What you should do →
Below are the entries; return every line among them that holds the word "content".

Data provided →
□ □ □ □ □

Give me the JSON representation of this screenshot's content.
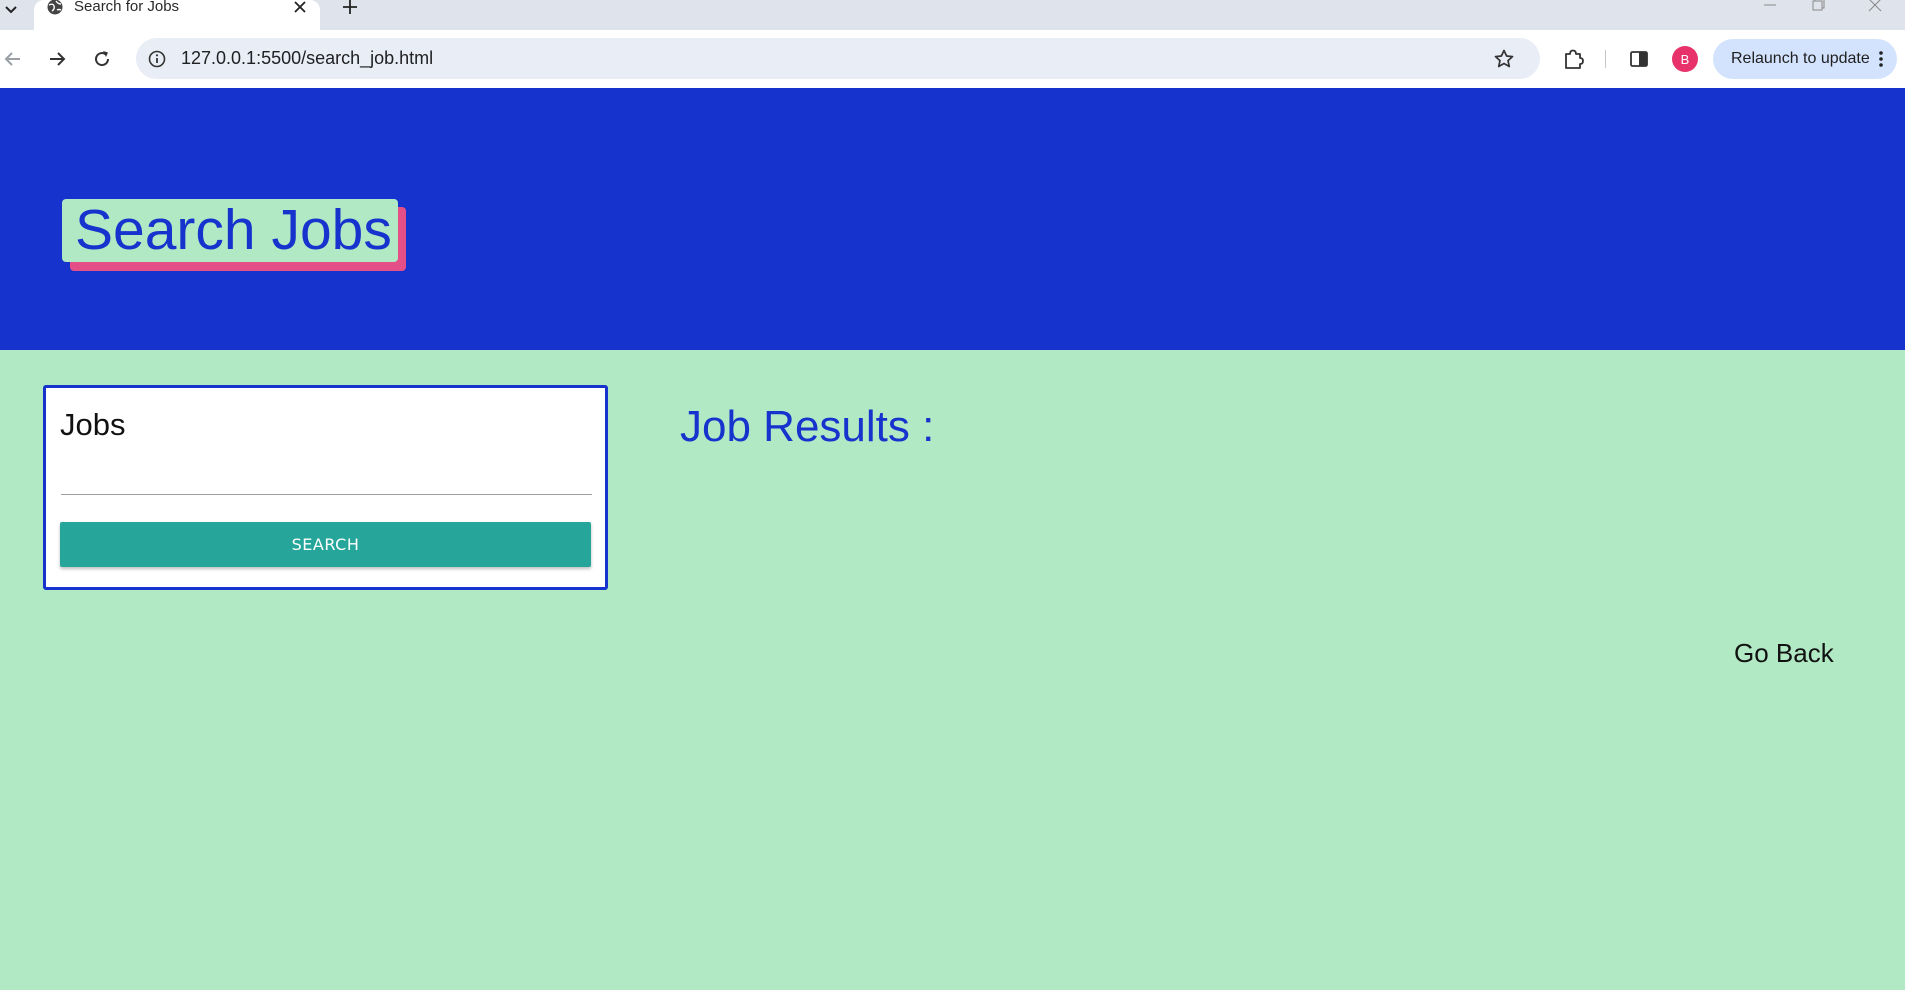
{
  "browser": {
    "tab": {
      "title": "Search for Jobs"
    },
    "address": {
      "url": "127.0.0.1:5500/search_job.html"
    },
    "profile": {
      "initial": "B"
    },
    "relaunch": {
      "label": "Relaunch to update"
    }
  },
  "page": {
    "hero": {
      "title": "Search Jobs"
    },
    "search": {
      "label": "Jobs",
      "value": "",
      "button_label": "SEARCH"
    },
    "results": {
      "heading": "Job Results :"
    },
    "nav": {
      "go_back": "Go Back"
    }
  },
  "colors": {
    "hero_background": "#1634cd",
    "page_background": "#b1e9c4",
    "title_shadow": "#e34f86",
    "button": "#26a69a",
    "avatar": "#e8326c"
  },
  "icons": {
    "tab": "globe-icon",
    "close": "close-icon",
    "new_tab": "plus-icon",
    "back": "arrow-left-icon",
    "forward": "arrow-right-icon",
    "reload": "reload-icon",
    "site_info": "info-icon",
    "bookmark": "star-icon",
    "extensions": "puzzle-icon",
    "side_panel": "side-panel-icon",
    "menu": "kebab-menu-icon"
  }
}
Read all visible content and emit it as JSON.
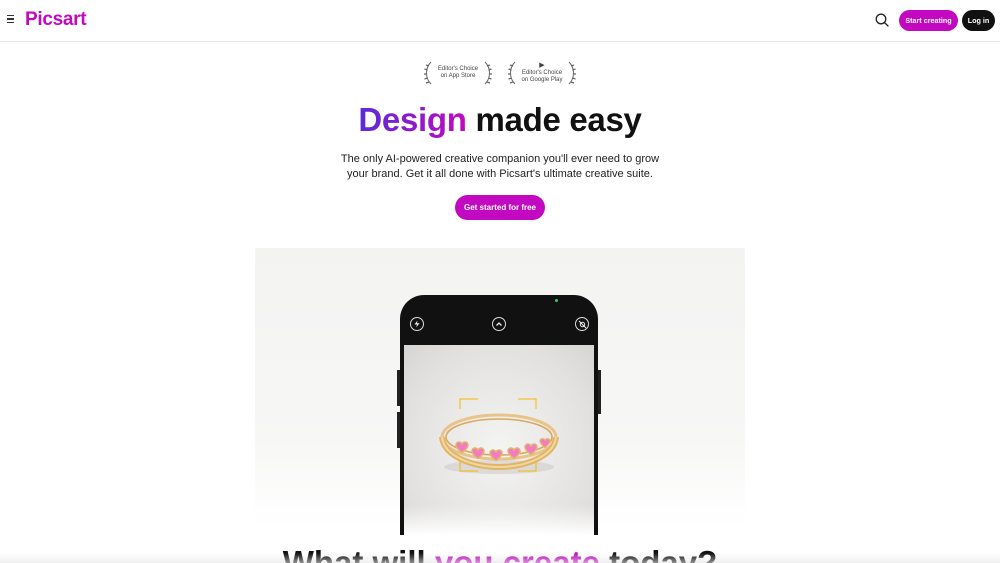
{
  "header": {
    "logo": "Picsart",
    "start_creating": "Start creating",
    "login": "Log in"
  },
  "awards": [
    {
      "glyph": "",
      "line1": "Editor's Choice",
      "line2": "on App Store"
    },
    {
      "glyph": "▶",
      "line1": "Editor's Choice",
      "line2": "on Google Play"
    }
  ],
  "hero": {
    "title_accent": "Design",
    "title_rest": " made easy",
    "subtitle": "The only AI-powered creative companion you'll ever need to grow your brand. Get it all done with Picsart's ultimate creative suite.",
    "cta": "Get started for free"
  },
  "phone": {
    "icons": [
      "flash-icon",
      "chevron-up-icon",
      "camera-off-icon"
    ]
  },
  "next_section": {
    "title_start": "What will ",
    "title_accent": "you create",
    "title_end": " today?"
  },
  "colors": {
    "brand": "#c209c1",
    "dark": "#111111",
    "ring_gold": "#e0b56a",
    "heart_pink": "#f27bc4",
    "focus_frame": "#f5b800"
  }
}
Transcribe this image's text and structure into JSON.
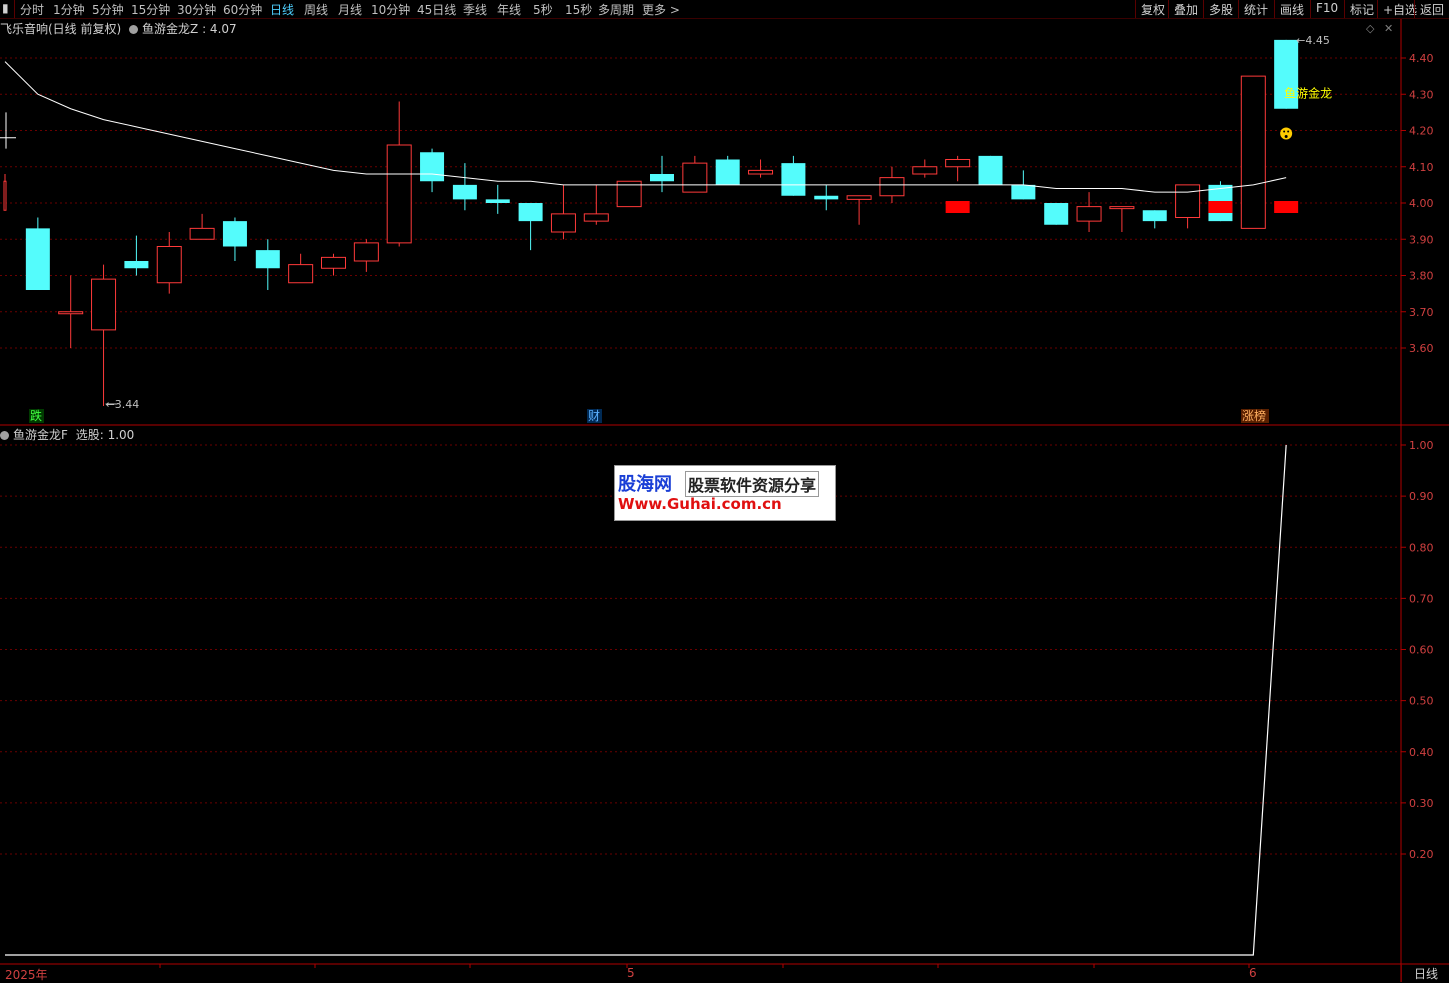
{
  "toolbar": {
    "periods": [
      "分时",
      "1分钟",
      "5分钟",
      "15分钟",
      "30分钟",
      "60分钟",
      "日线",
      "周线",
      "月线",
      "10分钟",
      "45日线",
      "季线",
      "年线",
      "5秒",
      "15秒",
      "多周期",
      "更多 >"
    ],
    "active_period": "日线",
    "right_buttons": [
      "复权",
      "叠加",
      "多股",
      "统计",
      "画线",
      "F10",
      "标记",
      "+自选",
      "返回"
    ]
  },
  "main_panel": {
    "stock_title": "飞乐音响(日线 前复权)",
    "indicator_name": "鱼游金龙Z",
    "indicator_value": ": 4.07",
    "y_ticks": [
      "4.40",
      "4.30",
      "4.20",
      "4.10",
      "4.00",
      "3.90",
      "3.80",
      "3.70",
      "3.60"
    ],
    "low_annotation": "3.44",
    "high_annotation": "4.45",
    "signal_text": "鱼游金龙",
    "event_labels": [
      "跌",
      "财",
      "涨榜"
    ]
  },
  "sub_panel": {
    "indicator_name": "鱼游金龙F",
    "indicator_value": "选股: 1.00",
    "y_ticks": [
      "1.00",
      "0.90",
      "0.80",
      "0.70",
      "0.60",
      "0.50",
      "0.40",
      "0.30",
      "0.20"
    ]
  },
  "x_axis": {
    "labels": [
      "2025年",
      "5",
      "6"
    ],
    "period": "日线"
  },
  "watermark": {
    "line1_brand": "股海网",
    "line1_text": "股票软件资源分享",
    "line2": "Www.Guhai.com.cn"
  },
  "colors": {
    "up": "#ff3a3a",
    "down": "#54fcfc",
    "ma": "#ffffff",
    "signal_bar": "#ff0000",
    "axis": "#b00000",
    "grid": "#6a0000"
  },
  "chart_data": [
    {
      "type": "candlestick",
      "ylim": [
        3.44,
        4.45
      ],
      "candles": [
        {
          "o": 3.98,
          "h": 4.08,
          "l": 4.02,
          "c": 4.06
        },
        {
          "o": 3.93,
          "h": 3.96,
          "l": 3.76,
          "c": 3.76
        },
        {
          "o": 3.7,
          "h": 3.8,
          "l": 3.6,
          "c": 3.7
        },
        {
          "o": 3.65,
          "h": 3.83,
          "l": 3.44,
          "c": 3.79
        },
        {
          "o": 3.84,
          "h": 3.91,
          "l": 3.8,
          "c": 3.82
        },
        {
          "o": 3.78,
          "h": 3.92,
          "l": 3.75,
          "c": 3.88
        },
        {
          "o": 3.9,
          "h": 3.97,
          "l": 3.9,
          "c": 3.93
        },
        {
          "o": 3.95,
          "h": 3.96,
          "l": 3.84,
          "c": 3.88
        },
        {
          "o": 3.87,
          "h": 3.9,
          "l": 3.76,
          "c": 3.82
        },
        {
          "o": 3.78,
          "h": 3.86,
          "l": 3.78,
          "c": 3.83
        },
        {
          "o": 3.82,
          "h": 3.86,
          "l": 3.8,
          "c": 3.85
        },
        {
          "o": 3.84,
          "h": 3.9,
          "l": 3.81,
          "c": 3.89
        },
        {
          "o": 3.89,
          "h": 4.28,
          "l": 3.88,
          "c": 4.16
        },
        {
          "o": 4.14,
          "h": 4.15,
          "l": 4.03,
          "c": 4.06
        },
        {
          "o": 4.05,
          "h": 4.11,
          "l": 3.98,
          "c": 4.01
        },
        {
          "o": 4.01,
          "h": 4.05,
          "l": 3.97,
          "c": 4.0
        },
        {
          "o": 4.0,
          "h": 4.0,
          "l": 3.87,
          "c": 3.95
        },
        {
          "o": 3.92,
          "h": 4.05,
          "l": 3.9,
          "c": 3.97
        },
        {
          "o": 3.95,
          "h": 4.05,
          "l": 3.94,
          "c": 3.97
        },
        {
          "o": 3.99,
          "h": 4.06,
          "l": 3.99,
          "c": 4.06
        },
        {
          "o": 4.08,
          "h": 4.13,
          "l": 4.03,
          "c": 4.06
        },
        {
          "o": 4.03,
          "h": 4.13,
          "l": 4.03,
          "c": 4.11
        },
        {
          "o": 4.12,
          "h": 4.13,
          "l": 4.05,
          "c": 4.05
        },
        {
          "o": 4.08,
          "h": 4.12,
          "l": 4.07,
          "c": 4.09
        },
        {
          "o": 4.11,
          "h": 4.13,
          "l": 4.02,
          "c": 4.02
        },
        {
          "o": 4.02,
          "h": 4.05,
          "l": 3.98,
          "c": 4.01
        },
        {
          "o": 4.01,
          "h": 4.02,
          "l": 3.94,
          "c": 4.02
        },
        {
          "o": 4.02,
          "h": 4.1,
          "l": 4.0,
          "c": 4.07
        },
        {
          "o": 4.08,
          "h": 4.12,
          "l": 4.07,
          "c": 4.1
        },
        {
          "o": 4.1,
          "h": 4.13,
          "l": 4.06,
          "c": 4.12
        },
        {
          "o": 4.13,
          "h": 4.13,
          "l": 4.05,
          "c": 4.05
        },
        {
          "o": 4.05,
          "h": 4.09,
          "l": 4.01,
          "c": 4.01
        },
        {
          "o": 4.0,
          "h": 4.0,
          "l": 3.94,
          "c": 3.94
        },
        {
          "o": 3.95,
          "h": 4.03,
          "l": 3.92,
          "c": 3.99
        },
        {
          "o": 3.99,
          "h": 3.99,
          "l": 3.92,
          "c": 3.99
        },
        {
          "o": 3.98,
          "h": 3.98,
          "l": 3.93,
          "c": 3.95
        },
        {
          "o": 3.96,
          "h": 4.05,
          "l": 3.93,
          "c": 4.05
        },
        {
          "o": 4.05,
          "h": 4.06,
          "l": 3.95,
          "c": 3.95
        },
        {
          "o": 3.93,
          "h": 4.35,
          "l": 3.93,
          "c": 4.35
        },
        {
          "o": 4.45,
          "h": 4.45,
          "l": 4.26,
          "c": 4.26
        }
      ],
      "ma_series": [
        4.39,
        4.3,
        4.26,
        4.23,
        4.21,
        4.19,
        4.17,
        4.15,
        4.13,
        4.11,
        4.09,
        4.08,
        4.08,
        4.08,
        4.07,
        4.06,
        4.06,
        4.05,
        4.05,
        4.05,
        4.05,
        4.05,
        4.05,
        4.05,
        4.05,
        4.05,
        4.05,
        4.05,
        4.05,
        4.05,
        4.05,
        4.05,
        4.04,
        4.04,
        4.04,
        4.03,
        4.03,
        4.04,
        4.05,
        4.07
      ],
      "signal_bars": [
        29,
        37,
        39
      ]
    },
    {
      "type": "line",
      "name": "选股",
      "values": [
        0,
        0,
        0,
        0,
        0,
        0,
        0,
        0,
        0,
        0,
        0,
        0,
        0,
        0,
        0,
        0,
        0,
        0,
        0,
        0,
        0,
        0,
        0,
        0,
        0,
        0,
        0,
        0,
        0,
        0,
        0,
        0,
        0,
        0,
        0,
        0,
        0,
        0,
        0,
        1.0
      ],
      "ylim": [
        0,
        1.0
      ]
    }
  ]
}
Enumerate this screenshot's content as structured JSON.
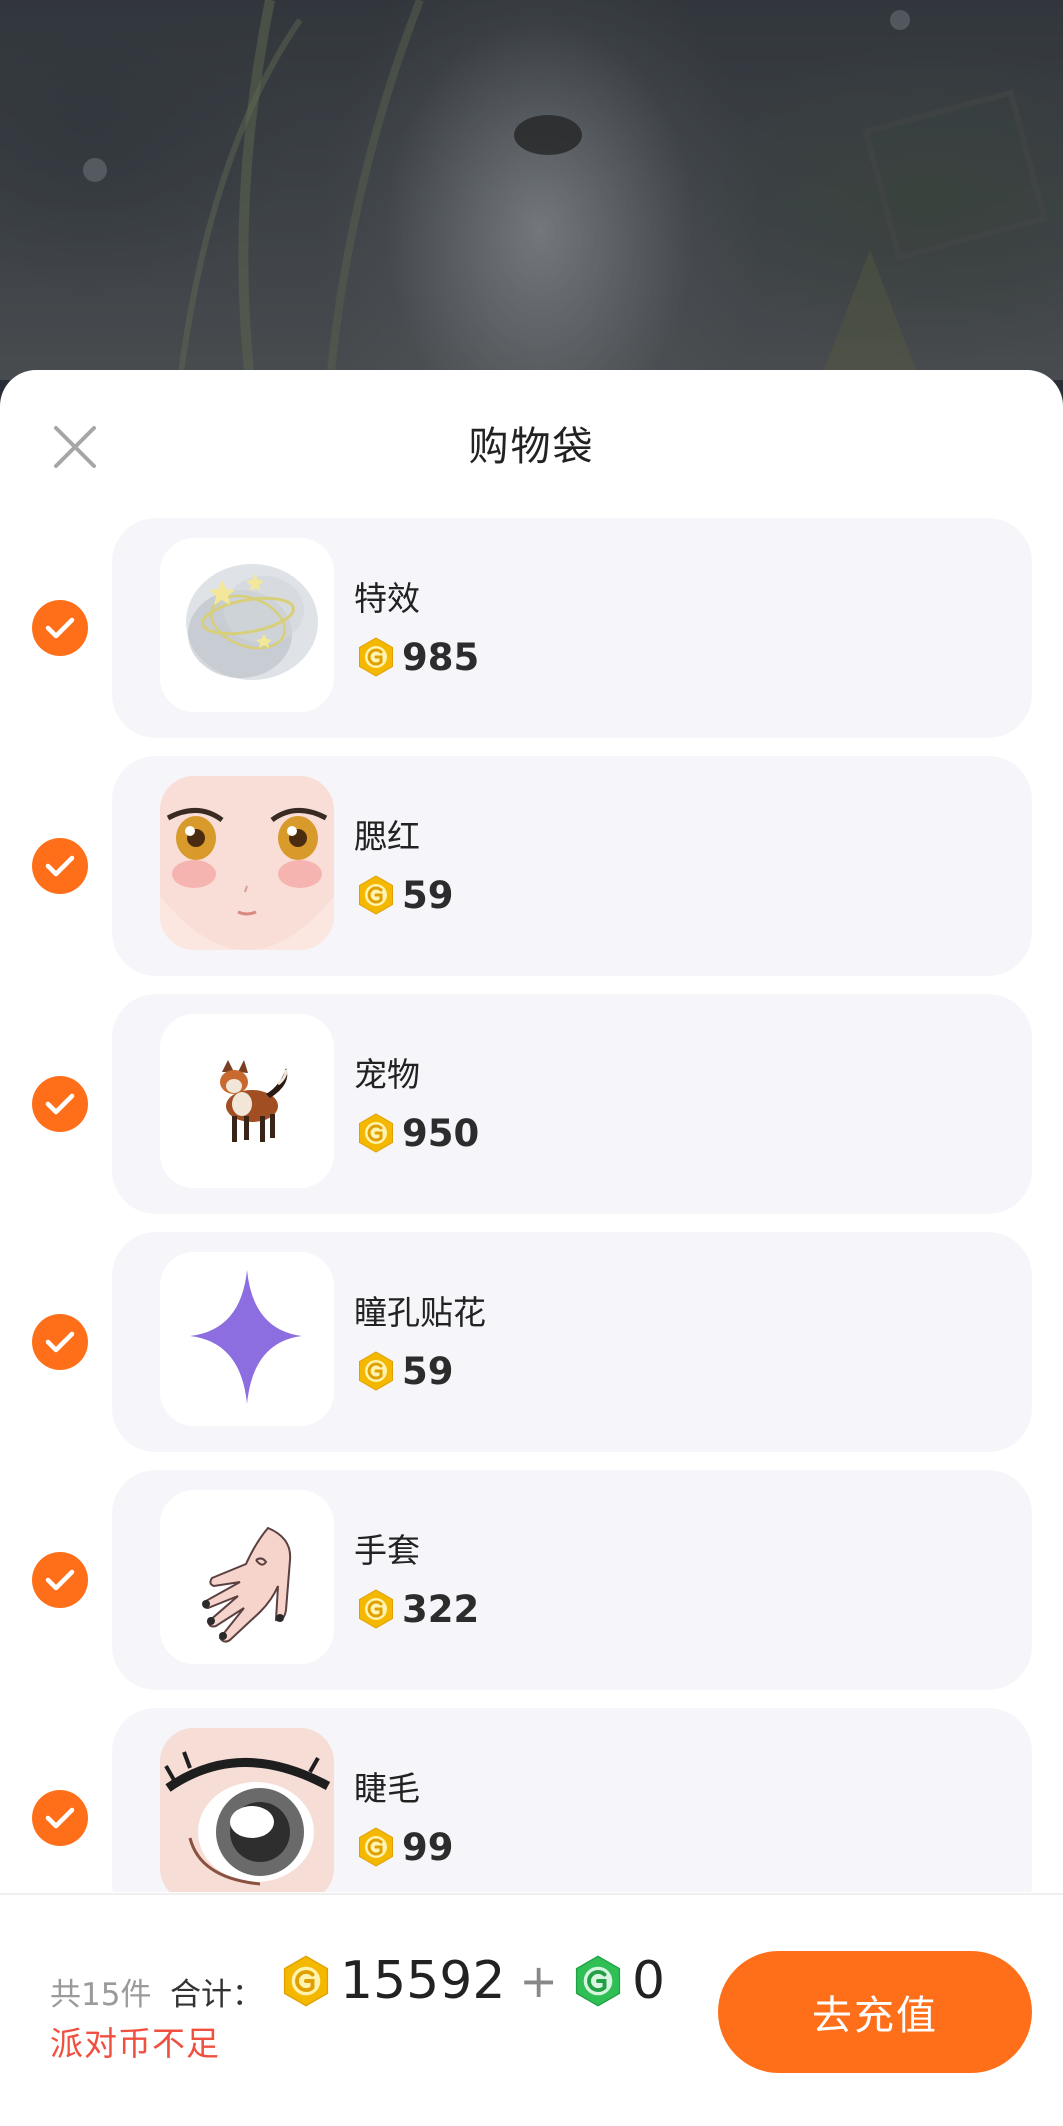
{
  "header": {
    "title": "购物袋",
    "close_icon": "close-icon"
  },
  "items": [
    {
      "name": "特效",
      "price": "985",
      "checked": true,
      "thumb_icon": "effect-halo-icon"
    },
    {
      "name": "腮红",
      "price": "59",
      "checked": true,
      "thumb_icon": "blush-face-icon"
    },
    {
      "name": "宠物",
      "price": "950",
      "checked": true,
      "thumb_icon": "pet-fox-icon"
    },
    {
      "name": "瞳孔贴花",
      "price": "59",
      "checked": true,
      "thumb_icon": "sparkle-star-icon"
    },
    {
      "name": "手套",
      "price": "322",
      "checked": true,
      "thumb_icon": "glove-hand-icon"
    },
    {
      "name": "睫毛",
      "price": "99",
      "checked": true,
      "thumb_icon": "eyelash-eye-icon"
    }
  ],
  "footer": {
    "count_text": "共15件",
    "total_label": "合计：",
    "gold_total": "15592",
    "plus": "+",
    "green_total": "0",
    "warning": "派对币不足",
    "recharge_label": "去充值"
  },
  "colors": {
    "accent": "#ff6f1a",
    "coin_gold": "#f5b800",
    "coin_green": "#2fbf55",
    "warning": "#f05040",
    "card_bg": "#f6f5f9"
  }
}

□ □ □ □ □

Response to this exercise →
Give me the JSON representation of this screenshot's content.
Read all visible content and emit it as JSON.
Enumerate this screenshot's content as structured JSON.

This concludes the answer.